A panel of Syrian and international experts affirmed that despite the increasing number of evidence of human rights violations in Syria, the process of pursuing justice and accountability faces many obstacles.
This affirmation comes during a session organized by the “US Institute for Peace” to examine the effectiveness of the international, impartial and independent mechanism, which was established by the UN in 2016 to collect, preserve and analyze evidence of human rights violations in Syria.
According to “Arab News” newspaper, the participants in the session pointed out that there are ways to overcome the obstacles, but this process may take a long time, as it could take years for perpetrators and war criminals to be brought to trial.
“Despite the challenges, the process of war crimes data collection are useful and could lead to prosecutions and put pressure on the Assad regime to take responsibility for its actions,” said Catherine Marchi-Uhel, the Head of the International Impartial and Independent Mechanism to assist in the investigation and prosecution of perpetrators of war crimes in Syria.
The ambassador-at-large for Global Criminal Justice at the US Department of State, confirmed that “efforts are being made to secure International Criminal Court jurisdiction for investigations into war crimes in Syria.
For his part, the director of the Syrian Center for Justice and Accountability, Mohammad al-Abdallah, said “We do not have many accountability mechanisms, but we have many good efforts by some member states, and many crimes that are still untouched.”

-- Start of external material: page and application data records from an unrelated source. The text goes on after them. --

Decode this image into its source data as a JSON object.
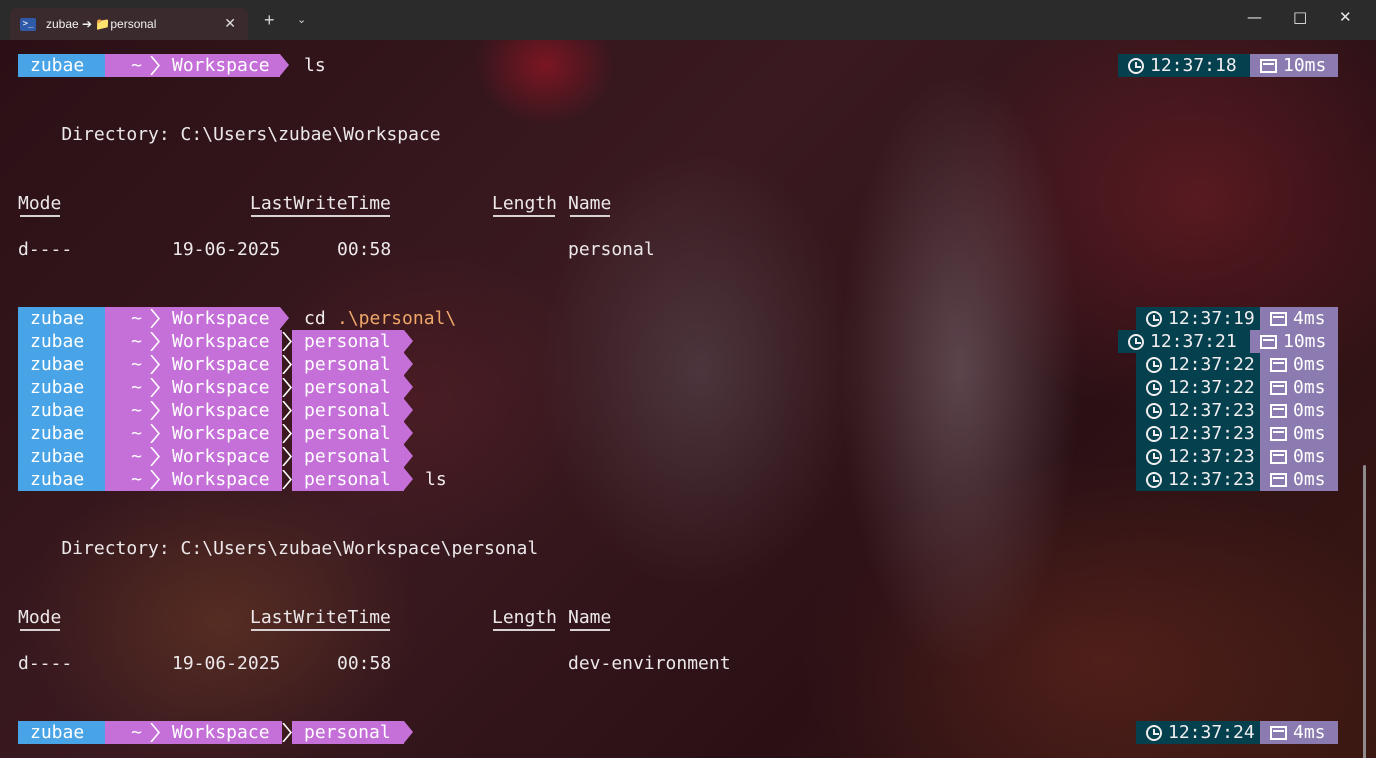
{
  "window": {
    "tab_title": "zubae ➔ 📁personal",
    "tab_icon": "powershell-icon",
    "close_glyph": "✕",
    "new_tab_glyph": "+",
    "dropdown_glyph": "⌄",
    "minimize_glyph": "—",
    "maximize_glyph": "□",
    "window_close_glyph": "✕"
  },
  "prompt": {
    "user": "zubae",
    "home": "~",
    "dir1": "Workspace",
    "dir2": "personal"
  },
  "colors": {
    "user_segment": "#49a4e7",
    "path_segment": "#c56fd8",
    "time_segment": "#04404e",
    "duration_segment": "#8c7bb0",
    "argument_text": "#f0a86a"
  },
  "block1": {
    "command": "ls",
    "time": "12:37:18",
    "duration": "10ms",
    "directory_line": "    Directory: C:\\Users\\zubae\\Workspace",
    "header_mode": "Mode",
    "header_lwt": "LastWriteTime",
    "header_length": "Length",
    "header_name": "Name",
    "row_mode": "d----",
    "row_date": "19-06-2025",
    "row_time": "00:58",
    "row_name": "personal"
  },
  "cd_line": {
    "command": "cd",
    "argument": ".\\personal\\",
    "time": "12:37:19",
    "duration": "4ms"
  },
  "repeat_lines": [
    {
      "time": "12:37:21",
      "duration": "10ms",
      "command": ""
    },
    {
      "time": "12:37:22",
      "duration": "0ms",
      "command": ""
    },
    {
      "time": "12:37:22",
      "duration": "0ms",
      "command": ""
    },
    {
      "time": "12:37:23",
      "duration": "0ms",
      "command": ""
    },
    {
      "time": "12:37:23",
      "duration": "0ms",
      "command": ""
    },
    {
      "time": "12:37:23",
      "duration": "0ms",
      "command": ""
    },
    {
      "time": "12:37:23",
      "duration": "0ms",
      "command": "ls"
    }
  ],
  "block2": {
    "directory_line": "    Directory: C:\\Users\\zubae\\Workspace\\personal",
    "header_mode": "Mode",
    "header_lwt": "LastWriteTime",
    "header_length": "Length",
    "header_name": "Name",
    "row_mode": "d----",
    "row_date": "19-06-2025",
    "row_time": "00:58",
    "row_name": "dev-environment"
  },
  "final_prompt": {
    "time": "12:37:24",
    "duration": "4ms"
  }
}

He pointed out that Syria is not a member state of the Rome Statute, so the International Criminal Court couldn’t practice jurisdiction over crimes committed in Syria, explaining that “the Assad regime has no record, trust, or even credibility to open investigations inside Syria.”